Just as in real life, actions speak louder than words. We learn about our character through his actions. Is he the type to spill wine on the carpet or the type to clean it up? Does he go well-packed and prepared for a holiday or does he hastily throw a few things in a suitcase last minute before catching his flight? What is left unsaid is equally important, leaving each reader to fill in some of the experience for himself. This makes his experience unique.
Making each character unique
Average people are all much alike. A type is more exceptional than he is average. Typical people are different from each other. By using typical characters, you distinguish them from the other characters. Each one stands out from the crowd for different reasons. The cast is interesting, because of its great variation. Typical people:
- Based on body-shape: endomorph (jolly fatty), mesomorph (the jock), ectomorph (the thin nervous geek).
- Based on plot cliché: for example, the western sheriff that lost his nerve
- Based on stereotypes: the drunk Irish man.
Note: These steps do not need to be followed in any specific order, but all steps need to be fulfilled for a character to come to live in the mind of the reader.
● Choose details that create strong visual images.
● Choose details that add up to an accurate, coherent impression of your character’s personality.
● Use word choices that further reinforce this impression.
● Don’t choose too many details. Quality is more effective than quantity.
● Use your effective details the first time we encounter your character, so we will want to keep on reading.
- Don’t start your character with a mental recap of some inciting incident after it occurred, actually, try to avoid starting the character with ramblings about some past trauma all together.
- Don’t take us through the dreams of your character unless dreams are somehow an essential part of how magic works (or something). Having characters dream is a mistake made by many beginner writers. Often it adds no true additional value or meaning to the story.

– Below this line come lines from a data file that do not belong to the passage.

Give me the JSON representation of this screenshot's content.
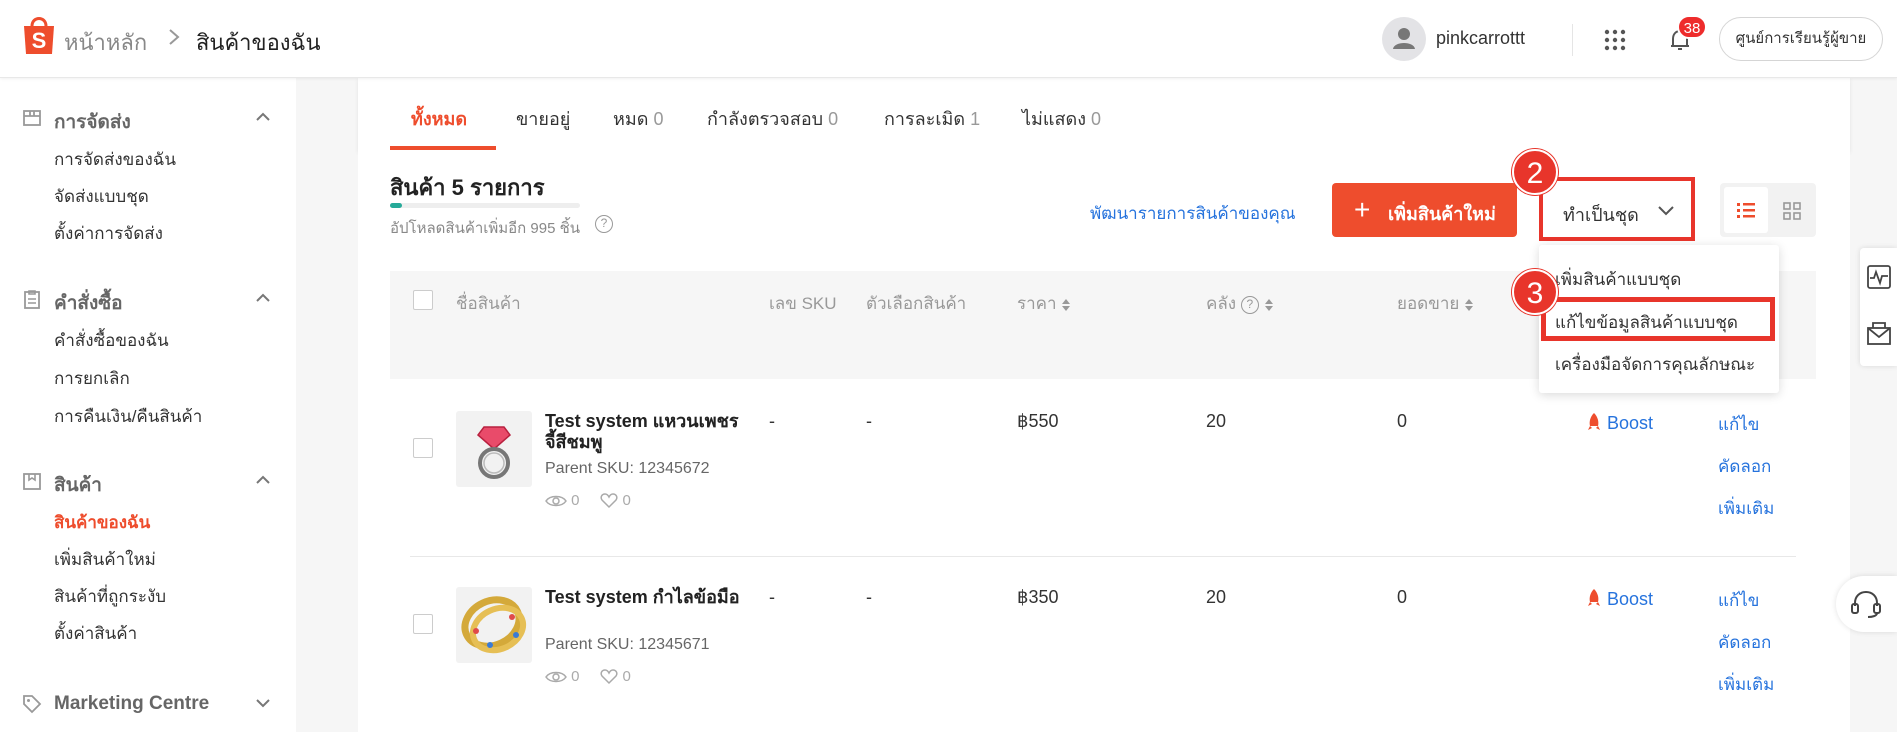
{
  "header": {
    "breadcrumb_home": "หน้าหลัก",
    "breadcrumb_current": "สินค้าของฉัน",
    "username": "pinkcarrottt",
    "notification_count": "38",
    "learning_center": "ศูนย์การเรียนรู้ผู้ขาย"
  },
  "sidebar": {
    "sections": [
      {
        "title": "การจัดส่ง",
        "items": [
          "การจัดส่งของฉัน",
          "จัดส่งแบบชุด",
          "ตั้งค่าการจัดส่ง"
        ]
      },
      {
        "title": "คำสั่งซื้อ",
        "items": [
          "คำสั่งซื้อของฉัน",
          "การยกเลิก",
          "การคืนเงิน/คืนสินค้า"
        ]
      },
      {
        "title": "สินค้า",
        "items": [
          "สินค้าของฉัน",
          "เพิ่มสินค้าใหม่",
          "สินค้าที่ถูกระงับ",
          "ตั้งค่าสินค้า"
        ]
      },
      {
        "title": "Marketing Centre",
        "items": []
      }
    ],
    "active_item": "สินค้าของฉัน"
  },
  "tabs": [
    {
      "label": "ทั้งหมด",
      "count": ""
    },
    {
      "label": "ขายอยู่",
      "count": ""
    },
    {
      "label": "หมด",
      "count": "0"
    },
    {
      "label": "กำลังตรวจสอบ",
      "count": "0"
    },
    {
      "label": "การละเมิด",
      "count": "1"
    },
    {
      "label": "ไม่แสดง",
      "count": "0"
    }
  ],
  "toolbar": {
    "product_count_title": "สินค้า 5 รายการ",
    "upload_hint": "อัปโหลดสินค้าเพิ่มอีก 995 ชิ้น",
    "upload_progress": 0.005,
    "improve_link": "พัฒนารายการสินค้าของคุณ",
    "add_product": "เพิ่มสินค้าใหม่",
    "batch_button": "ทำเป็นชุด"
  },
  "batch_menu": {
    "items": [
      "เพิ่มสินค้าแบบชุด",
      "แก้ไขข้อมูลสินค้าแบบชุด",
      "เครื่องมือจัดการคุณลักษณะ"
    ],
    "highlighted_index": 1
  },
  "step_markers": [
    "2",
    "3"
  ],
  "table": {
    "columns": [
      "ชื่อสินค้า",
      "เลข SKU",
      "ตัวเลือกสินค้า",
      "ราคา",
      "คลัง",
      "ยอดขาย"
    ],
    "rows": [
      {
        "name": "Test system แหวนเพชรจี้สีชมพู",
        "parent_sku": "Parent SKU: 12345672",
        "views": "0",
        "likes": "0",
        "sku": "-",
        "variation": "-",
        "price": "฿550",
        "stock": "20",
        "sales": "0",
        "boost": "Boost",
        "actions": [
          "แก้ไข",
          "คัดลอก",
          "เพิ่มเติม"
        ]
      },
      {
        "name": "Test system กำไลข้อมือ",
        "parent_sku": "Parent SKU: 12345671",
        "views": "0",
        "likes": "0",
        "sku": "-",
        "variation": "-",
        "price": "฿350",
        "stock": "20",
        "sales": "0",
        "boost": "Boost",
        "actions": [
          "แก้ไข",
          "คัดลอก",
          "เพิ่มเติม"
        ]
      }
    ]
  },
  "colors": {
    "brand": "#ee4d2d",
    "link": "#2673dd",
    "highlight": "#e8352b"
  }
}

Dixon, D. (1996) GMC: Goal, Motivation, and Conflict.
Hill, R. (1977) Writing in General and the Short Story in Particular: An Informal Textbook.
McClanahan, R. (2004) Word painting